Testimony of U.S. Education Secretary Arne Duncan: The U.S. Department of Education Fiscal Year 2015 Budget Request, House Appropriations Committee

Archived Information

Testimony of U.S. Education Secretary Arne Duncan: The U.S. Department of Education Fiscal Year 2015 Budget Request, House Appropriations Committee

as prepared for delivery

April 8, 2014

Chairman Rogers, Ranking Member Lowey, Chairman Kingston, Ranking Member DeLauro, and Members of the Subcommittee:

Let me begin by thanking you for your work on the 2014 appropriation, which increased our investment in education over the previous year.

However, discretionary funding for education, excluding Pell Grants, remains below its 2010 level. Here is why I am so concerned about that.

The fact is that we are falling further behind our international competitors educationally. We should recognize that as an urgent wake-up call. But we are sleeping through the alarm.

In the U.S., we are still just talking about the steps many leading countries are actually taking to prepare their students for a competitive global economy. Falling behind educationally now will hurt our country economically for generations.

It's not that America isn't making progress.

I'm thrilled that a few months ago, we announced the highest high school graduation rate in our nation's history. That is a huge tribute to the hard work of teachers, students and families. Dropout rates are down, and college-going is way up, with African-American and Latino students leading the improvements.

But despite the gains we've made as a country, too many students are not receiving the education they deserve, and it is our collective duty to change that.

New civil rights data show that the educational experience for far too many students of color, students with disabilities, and English learners falls short of meeting the American promise that if you work hard and study hard, you will have a fair shot to succeed. We need the courage and the will to change the opportunity structure for these kids, for the good of our country. If we don't increase investment in education, let's be clear about exactly who we are leaving out of the American dream.

While we know we have much more work to do, many states are bringing forward innovative ideas to improve education.

For example: The Ohio Appalachian Collaborative, under plans developed under Race to the Top and the Teacher Incentive Fund, set out to redesign education in rural communities and strengthen community partnerships. The Collaborative now involves 26 rural districts.

Three years in, graduation rates for economically disadvantaged students in the original partner districts significantly exceed Ohio's statewide average, and the number of high school students dual-enrolled in courses providing college credit has increased 186 percent.

Ideas and innovations like those are so important. But as a country, we aren't improving fast enough.
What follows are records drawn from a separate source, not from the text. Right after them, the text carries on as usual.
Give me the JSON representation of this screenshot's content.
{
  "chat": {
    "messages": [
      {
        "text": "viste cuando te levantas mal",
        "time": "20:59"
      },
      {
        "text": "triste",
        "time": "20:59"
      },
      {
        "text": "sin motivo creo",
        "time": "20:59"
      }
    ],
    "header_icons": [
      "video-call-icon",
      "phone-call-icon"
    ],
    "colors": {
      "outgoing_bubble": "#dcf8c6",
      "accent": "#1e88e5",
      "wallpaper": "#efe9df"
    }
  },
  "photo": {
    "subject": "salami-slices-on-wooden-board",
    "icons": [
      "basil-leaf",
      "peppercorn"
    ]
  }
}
In math, we've fallen behind countries such as Ireland, Poland, and Latvia. A few years ago, we were 24th in the world; now we're 29th. In reading, we fell from 10th to 20th.

Take a look at the chart in front of you to see how we stack up in early learning. In New Zealand—where I just visited—95 percent of 4-year-olds are in preschool. In the United States, according to our new civil rights data, 4 in 10 public school systems don't even offer preschool.

This is a global race, and America's kids are behind at the starting line.

In America, civil rights data show that our neediest students get our least experienced teachers. And the fewer minority students you teach, the more you get paid. That's not a winning strategy for helping all our kids succeed.

In this country, only about 20 percent of students have access to high-speed Internet in school—a basic learning tool today.

And in college completion, the U.S. has fallen behind as our cost of college has increased. We used to be number one in college attainment of young adults—now we rank 12th.

We need to get serious about providing real opportunities to all our children, cradle to career—by making preschool available, by providing good technology tools and support to teachers, and by making college affordable.

We need to get in the game, and right now, we're on the sidelines, talking. Let's stop talking and get down to work, so no matter where in America children grow up—whether it's Connecticut or Georgia or Ohio—they will have the educational opportunities to fulfill their greatest potential.

This budget invests in preschool, working with states to make quality pre-K a reality for all 4-year-olds.

It invests in equity of opportunity—through a 76 percent increase in Promise Neighborhoods, and through a Race to the Top-Opportunity fund that would focus resources on communities with opportunity and achievement gaps.

This budget invests in our nation's teachers and school leaders, including $200 million to connect educators and help them build their skills with new technologies.

And it invests in efforts that will keep college costs in reach for the middle class.

What this budget doesn't do is what the new House Republican budget proposal does—namely, to slash opportunity instead of growing it. That budget would curtail innovation, hurt schools, and diminish opportunity for children.

That's absolutely the wrong direction for our children and our nation's future.

Our military has always been our strongest defense. America's education system must be our strongest offense.

This budget responsibly increases opportunity for all of America's students and gives them a better chance to succeed in a global economy.

I ask your support for it, and I look forward to your questions.